  • The interest in emerging technologies such as artificial intelligence, machine learning and software-defined networking is driving spending in R&D, but other investments to standardize data and upgrade technical architectures are needed to leverage many of these capabilities.
  • Critical Insight for Vendors

    Deltek’s Defense IT Priorities and Strategies, 2018-2023 report examines the policy and other factors shaping the DOD’s procurement of information technology goods and services.

    The report provides:

  • Insight into the legislative factors shaping DOD’s technology leadership.
  • Analysis of the legislative and policy dynamics shaping the defense technology market.
  • Assessment of the key mission-enabling technologies driving opportunities for contractors doing business with the DOD.
  • Review of the current and potential adoption of emerging technologies by DOD.
  • Recommendations to help contractors evaluate the impact of trends on their business.
  • Deltek's Defense IT Priorities and Strategies, 2018-2023 report is delivered in PowerPoint® format, including a PowerPoint® Executive Briefing, and an Excel® data workbook.

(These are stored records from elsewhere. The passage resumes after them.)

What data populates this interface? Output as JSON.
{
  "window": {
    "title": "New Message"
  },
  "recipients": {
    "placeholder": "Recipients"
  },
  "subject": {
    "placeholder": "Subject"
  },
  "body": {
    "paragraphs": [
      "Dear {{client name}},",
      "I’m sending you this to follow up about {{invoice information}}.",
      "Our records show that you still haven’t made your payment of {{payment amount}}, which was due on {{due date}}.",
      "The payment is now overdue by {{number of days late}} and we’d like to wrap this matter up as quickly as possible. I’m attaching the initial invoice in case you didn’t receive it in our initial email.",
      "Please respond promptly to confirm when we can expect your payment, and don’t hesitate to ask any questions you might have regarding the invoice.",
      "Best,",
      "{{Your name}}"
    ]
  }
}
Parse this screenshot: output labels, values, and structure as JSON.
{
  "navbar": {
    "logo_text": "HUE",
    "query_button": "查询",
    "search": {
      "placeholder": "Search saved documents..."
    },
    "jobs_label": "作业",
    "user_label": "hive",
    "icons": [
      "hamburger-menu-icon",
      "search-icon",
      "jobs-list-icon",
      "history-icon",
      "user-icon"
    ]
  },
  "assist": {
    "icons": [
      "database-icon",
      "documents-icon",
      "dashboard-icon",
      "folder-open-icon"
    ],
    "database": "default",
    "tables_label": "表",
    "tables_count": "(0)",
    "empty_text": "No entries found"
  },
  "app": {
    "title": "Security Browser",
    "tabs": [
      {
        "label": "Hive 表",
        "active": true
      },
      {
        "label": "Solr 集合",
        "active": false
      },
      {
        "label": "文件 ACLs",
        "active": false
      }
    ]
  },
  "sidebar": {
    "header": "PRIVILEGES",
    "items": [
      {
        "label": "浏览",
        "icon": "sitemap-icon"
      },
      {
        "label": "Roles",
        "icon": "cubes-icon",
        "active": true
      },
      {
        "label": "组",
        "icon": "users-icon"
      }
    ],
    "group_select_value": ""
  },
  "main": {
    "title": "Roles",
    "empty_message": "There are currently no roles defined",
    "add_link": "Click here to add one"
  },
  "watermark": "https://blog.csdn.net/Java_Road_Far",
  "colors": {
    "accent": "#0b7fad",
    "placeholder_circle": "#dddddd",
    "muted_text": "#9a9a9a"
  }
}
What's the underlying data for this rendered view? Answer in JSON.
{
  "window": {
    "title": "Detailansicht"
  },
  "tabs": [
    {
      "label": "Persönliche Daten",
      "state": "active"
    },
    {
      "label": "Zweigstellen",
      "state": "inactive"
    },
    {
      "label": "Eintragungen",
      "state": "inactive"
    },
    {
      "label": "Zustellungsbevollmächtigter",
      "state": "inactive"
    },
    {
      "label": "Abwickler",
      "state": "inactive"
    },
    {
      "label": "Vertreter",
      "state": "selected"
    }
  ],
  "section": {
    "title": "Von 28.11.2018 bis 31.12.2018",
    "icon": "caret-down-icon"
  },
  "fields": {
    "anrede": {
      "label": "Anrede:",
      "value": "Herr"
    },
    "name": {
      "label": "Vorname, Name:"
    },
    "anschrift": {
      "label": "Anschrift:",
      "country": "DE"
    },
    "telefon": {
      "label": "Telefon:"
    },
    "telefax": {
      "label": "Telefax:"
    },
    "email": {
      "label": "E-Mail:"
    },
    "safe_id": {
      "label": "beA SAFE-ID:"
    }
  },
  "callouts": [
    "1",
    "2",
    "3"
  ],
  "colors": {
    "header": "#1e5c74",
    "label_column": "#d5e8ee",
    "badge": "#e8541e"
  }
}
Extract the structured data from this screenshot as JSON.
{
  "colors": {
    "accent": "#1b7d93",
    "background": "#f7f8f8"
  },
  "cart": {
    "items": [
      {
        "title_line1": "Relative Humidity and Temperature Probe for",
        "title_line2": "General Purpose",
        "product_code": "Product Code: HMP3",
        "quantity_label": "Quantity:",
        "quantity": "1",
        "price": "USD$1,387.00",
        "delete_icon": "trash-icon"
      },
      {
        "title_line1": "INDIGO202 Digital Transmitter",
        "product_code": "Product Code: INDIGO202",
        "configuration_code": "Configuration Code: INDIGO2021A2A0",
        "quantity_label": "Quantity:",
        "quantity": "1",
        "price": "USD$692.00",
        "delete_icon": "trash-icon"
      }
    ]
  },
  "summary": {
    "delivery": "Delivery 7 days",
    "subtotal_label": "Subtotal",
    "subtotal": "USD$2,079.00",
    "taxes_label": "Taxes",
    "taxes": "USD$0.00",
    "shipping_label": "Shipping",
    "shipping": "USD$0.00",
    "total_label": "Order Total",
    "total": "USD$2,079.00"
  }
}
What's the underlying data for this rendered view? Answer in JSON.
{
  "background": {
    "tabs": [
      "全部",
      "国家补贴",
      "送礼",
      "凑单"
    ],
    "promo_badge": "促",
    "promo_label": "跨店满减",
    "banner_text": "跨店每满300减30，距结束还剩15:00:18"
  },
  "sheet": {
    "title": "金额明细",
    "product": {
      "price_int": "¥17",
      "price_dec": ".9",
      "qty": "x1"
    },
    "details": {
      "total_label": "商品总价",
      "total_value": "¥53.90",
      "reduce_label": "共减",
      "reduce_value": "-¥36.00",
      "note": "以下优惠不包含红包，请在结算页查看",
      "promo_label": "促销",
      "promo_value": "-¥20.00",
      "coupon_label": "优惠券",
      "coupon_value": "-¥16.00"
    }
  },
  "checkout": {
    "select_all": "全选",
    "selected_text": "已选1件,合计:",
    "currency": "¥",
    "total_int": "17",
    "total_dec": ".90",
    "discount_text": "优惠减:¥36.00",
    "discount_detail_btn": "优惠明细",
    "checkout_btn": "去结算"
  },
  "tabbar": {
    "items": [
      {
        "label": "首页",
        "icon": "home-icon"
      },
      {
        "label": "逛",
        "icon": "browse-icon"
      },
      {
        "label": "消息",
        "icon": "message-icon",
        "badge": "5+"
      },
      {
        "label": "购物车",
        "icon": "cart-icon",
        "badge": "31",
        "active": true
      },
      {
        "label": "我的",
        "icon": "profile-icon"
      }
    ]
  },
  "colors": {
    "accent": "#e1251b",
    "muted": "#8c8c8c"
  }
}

    Defense IT Priorities and Strategies, 2018-20232


  • Purpose of This Report
  • Scope
  • Methodology
  • Key Findings
  • Defense IT Landscape

  • Defense Budget Environment
  • Defense Policy Environment
  • Defense Acquisition Environment
  • Technology Priorities

  • Joint Information Environment
  • Cloud Computing
  • Information Security
  • Big Data
  • ISR/Unmanned Systems
  • Mobility
  • Business Systems
  • Health IT
  • Artificial Intelligence
  • Other Emerging Technology
  • Conclusions and Recommendations